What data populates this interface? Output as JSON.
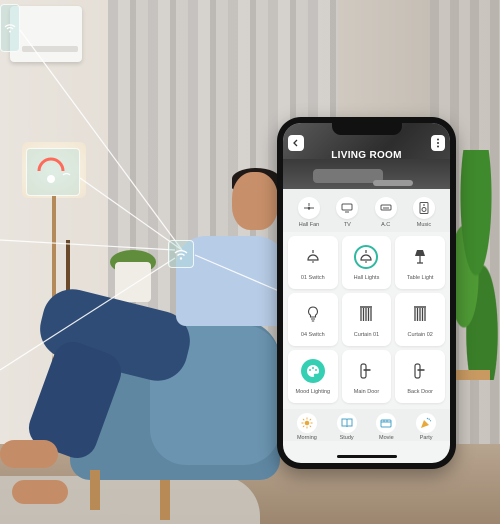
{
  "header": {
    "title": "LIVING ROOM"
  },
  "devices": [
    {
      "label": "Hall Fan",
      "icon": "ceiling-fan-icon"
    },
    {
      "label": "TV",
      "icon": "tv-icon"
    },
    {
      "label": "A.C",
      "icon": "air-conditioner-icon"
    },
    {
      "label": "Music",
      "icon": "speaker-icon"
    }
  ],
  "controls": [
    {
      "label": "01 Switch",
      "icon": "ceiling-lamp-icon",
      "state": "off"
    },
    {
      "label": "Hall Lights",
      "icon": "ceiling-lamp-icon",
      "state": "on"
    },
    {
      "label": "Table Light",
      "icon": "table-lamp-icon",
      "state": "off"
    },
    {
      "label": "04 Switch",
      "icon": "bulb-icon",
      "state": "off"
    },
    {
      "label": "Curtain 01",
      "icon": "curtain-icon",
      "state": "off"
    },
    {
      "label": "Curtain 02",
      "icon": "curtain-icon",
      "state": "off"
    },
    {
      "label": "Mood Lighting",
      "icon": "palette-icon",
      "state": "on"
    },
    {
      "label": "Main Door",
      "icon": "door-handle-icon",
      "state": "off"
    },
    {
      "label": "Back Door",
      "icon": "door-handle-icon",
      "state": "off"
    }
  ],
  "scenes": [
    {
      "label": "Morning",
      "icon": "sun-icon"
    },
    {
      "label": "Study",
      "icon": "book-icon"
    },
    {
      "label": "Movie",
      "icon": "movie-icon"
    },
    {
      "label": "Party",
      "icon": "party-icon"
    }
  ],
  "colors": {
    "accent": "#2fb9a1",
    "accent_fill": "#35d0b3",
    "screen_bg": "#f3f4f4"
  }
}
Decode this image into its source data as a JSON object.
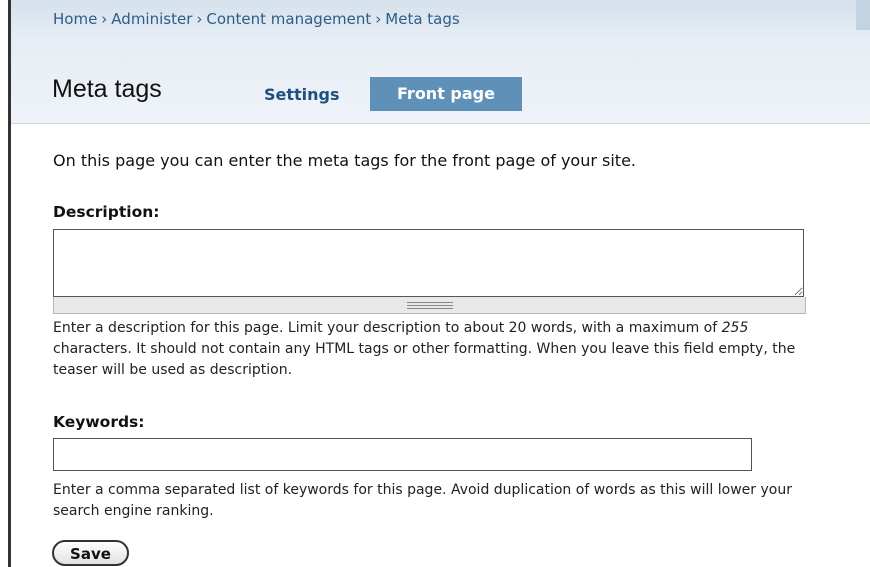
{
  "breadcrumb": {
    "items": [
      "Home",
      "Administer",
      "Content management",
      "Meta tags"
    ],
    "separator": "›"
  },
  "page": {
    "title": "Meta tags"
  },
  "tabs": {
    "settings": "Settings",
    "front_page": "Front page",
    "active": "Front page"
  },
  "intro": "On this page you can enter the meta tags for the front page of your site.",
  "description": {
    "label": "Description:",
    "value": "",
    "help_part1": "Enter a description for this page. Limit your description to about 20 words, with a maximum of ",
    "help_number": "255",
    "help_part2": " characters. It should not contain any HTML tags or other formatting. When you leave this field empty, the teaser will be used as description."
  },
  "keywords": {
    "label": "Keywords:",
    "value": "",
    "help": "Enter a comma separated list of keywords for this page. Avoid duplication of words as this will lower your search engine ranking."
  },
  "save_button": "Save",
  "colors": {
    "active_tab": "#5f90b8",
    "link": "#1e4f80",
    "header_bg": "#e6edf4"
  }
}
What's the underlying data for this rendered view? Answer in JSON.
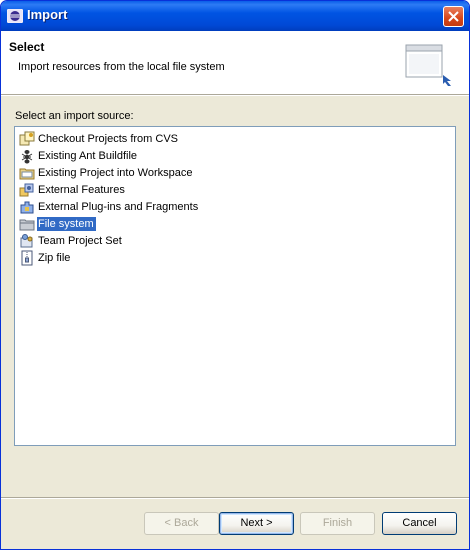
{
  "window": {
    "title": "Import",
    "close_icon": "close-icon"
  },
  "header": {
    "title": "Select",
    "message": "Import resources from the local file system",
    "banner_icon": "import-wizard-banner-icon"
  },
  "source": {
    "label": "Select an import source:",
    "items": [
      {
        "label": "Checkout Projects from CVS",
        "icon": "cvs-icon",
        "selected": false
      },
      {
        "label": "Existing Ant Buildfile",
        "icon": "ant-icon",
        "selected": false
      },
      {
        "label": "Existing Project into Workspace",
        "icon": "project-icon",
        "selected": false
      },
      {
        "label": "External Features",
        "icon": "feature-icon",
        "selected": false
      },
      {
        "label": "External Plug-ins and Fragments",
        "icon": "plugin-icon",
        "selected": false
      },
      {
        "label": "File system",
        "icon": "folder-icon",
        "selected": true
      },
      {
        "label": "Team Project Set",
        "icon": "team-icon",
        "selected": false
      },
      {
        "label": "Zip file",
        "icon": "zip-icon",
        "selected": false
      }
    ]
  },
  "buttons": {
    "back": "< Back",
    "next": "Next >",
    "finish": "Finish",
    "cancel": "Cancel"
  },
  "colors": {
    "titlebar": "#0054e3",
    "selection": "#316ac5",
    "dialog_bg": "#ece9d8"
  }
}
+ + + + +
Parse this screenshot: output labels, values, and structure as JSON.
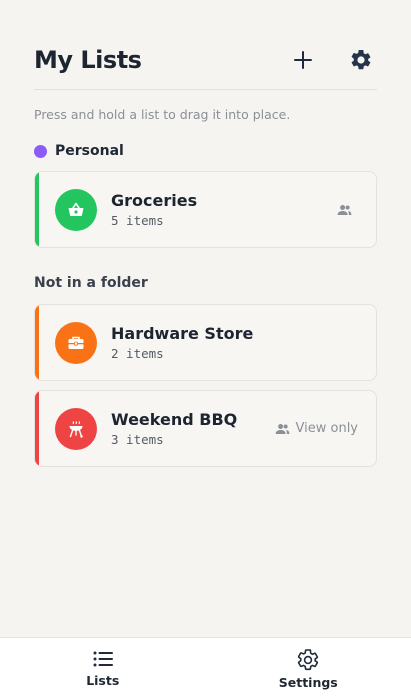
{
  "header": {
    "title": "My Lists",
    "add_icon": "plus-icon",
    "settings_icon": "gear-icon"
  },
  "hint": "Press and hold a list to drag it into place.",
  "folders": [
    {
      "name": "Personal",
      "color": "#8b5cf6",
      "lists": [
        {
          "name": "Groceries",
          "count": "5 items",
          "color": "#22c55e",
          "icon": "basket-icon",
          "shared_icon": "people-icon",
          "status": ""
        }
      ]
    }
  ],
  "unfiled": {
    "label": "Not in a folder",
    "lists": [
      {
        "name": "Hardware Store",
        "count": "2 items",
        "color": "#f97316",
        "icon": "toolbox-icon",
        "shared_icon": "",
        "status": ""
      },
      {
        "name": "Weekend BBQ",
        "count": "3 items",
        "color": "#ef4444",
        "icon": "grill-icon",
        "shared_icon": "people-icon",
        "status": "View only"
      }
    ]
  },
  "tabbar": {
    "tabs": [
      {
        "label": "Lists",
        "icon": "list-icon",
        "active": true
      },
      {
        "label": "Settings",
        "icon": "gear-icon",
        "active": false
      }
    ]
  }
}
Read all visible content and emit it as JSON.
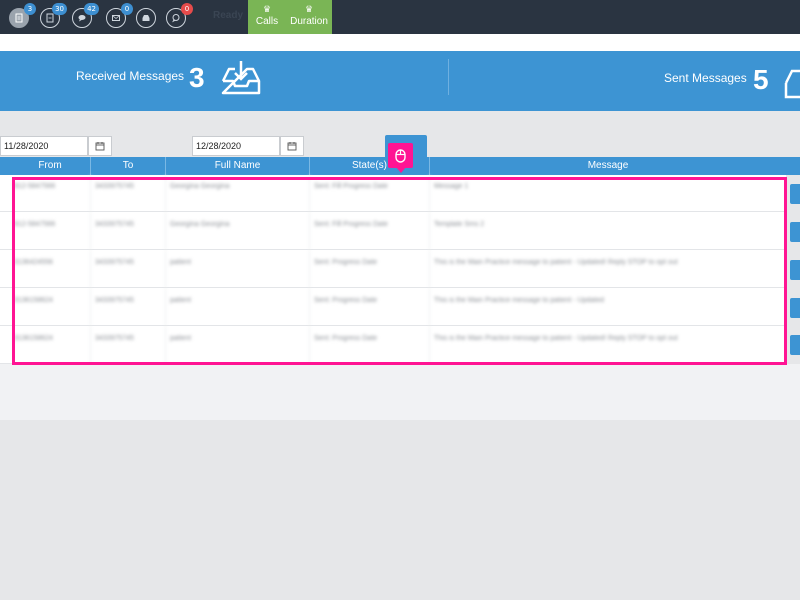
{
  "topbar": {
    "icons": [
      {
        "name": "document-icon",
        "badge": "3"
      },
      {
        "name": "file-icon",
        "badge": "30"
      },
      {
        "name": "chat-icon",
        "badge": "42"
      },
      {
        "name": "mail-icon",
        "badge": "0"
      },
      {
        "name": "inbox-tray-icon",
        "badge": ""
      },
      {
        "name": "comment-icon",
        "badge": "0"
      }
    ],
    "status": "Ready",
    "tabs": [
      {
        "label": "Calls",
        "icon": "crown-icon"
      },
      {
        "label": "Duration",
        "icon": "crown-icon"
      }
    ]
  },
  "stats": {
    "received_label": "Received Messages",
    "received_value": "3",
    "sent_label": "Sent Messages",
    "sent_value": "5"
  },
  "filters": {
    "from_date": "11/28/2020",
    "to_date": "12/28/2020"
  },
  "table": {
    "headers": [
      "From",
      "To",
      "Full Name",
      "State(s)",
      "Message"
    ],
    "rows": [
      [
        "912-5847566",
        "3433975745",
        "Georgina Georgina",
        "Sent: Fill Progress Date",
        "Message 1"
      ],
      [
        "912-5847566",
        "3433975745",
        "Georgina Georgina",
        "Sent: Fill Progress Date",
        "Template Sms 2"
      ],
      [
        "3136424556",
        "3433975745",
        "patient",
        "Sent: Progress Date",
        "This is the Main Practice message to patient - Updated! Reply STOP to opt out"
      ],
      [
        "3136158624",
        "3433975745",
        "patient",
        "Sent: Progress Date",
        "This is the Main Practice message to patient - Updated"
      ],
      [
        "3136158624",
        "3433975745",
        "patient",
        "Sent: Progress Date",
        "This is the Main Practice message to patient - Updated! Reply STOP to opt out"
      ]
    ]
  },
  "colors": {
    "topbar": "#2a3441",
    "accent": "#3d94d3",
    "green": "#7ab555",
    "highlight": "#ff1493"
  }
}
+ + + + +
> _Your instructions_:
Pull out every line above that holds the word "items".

> _Written reply_:
    "items": [
    "items": [
          "count": "5 items",
        "count": "2 items",
        "count": "3 items",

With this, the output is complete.